This year Nauti-Craft will be launching the world’s first recreational production vessel incorporating its patented whole of vessel suspension. This whole of vessel suspension system will be incorporated as a standalone “chassis” structure which will be integrated into the designs of its upcoming NS7 and NR7 vessels. This paper examines a portion of the design process, and the means by which such a unique system can be comprehensively engineered via simulation and analysis.
Boat / ship design in general, has been part of our history for thousands of years. However, the push for innovation and innovative design tools is a more recent activity.
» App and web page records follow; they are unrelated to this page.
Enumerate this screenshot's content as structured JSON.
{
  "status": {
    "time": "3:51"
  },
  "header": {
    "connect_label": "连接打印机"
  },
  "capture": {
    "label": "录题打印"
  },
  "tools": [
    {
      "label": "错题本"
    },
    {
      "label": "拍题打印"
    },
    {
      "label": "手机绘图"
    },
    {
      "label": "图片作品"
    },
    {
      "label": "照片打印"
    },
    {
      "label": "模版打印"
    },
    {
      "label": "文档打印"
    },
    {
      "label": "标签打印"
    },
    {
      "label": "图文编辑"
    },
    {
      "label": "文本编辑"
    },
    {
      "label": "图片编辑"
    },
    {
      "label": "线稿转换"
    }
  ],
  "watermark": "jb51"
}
The team at Nauti-Craft is now partnering with MSC Software (part of Hexagon) to introduce the innovative Frequency Domain fatigue analysis approach into their design process. The potential performance advantages of working in the frequency domain are:
• The frequency domain approach requires one frequency response function (FRF) per structural configuration, compared with one for each event in a time domain modal transient analysis. Hence, the solver analysis is decoupled from the fatigue analysis allowing for multiple fatigue evaluations without rerunning the solver analysis. A significant time saver.
• With careful planning, very large models can be easily handled in the frequency domain.
• The approach can be easily used to generate diagnostic information such as damage per event, frequency at the peak response, contribution diagnostics of the loading channels, etc.
• Response statistics like displacement and acceleration can be obtained and used for correlation purposes and as laboratory test data or used in the evaluation of relative response between parts to check on component gap development or part collisions under loading.
• Analysis times are extremely fast which provides for design optimisation, even for larger models.
This paper will show the required workflow for this innovative approach which includes, (i) gathering the response time histories from an MSC Adams analysis, (ii) converting the time histories to Power Spectral Density (PSD) matrix files and (iii) running a full random response and fatigue analysis as demonstrated on part of the NS7 design. The advantages of the Frequency Domain approach for creating useful diagnostic data will also be discussed.

fatigue, boat, suspension, frequency, frequency-domain, MSC, finite-element, marine, Nauti-Craft, Adams, CAEfatigue